We study the molecular genetics of blood clotting and the structure, function, and cellular production of blood clotting and other proteins.

Genetic and Molecular Basis of Blood Clotting

Precise control of the blood-clotting system is essential for maintenance of the circulation in all higher animals.
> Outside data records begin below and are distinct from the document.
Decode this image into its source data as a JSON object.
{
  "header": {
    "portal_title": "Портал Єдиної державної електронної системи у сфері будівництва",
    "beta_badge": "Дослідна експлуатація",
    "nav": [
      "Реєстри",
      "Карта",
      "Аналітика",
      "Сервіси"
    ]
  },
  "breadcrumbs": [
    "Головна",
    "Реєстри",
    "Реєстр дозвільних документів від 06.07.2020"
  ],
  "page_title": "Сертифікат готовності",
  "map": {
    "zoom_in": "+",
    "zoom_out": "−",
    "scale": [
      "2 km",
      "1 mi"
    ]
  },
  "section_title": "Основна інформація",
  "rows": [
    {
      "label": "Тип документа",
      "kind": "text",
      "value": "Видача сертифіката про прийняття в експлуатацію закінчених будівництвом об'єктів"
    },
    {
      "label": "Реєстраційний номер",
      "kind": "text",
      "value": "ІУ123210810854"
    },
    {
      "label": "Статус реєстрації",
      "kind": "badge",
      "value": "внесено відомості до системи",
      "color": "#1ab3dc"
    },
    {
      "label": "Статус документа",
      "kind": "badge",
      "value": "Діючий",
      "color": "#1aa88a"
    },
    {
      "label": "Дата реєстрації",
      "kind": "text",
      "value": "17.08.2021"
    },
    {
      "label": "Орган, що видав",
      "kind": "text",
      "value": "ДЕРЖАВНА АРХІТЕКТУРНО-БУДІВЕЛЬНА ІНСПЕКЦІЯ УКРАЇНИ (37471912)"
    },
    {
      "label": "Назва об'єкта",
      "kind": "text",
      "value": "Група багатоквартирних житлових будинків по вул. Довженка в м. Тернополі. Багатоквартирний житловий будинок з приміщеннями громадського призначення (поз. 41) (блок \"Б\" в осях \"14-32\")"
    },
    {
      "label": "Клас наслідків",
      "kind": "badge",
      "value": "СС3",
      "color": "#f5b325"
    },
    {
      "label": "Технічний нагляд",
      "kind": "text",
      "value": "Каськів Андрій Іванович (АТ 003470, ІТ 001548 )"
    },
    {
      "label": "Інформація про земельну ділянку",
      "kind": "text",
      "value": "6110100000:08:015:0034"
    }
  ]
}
Deficient function of this system can lead to fatal bleeding following even a minor injury, whereas overactivity of this system can produce unwanted blood clots, resulting in blockages to critical blood vessels, as occurs in such diseases as heart attack and stroke.

The Ginsburg lab has a longstanding interest in the genetics of inherited bleeding and thrombotic disorders and the structure and function of blood coagulation proteins, including von Willebrand factor (von Willebrand disease), ADAMTS13 (TTP), and PAI-1 (PAI-1 deficiency). Our discovery of the molecular basis for combined deficiency of factors V and VIII took us from the “bedside” to the “bench” to further explore the regulation of protein transport from the endoplasmic reticulum to the Golgi, leading to new insights into the pathogenesis of heart and blood diseases, including the control of cholesterol levels.

The lab also studies the heterogeneity of endothelial cell gene expression and the role of these cells in regulating hemostasis and the vascular response to inflammation. 

Current Projects include:

  • High-throughput analysis of all possible mutations within PAI-1 (also known as SERPINE1) and select domains of VWF to assess their impact on protein function and potential impact on human disease.
  • Genetic analyses of SERPIN gene family evolution, providing insights into protein structure/function, as well as the potential for engineering novel therapeutics.
  • Analysis of endothelial cell expression in vivo across multiple vascular beds in health and disease.
  • Study of the cell biology of protein transport from the endoplasmic reticulum to Golgi, specifically the role of the inner COPII coat and the unique cargo receptors LMAN/MCDF2 and SURF4.
  • Application of genomic and proteomic tools to explore the cellular components mediating unconventional protein secretion.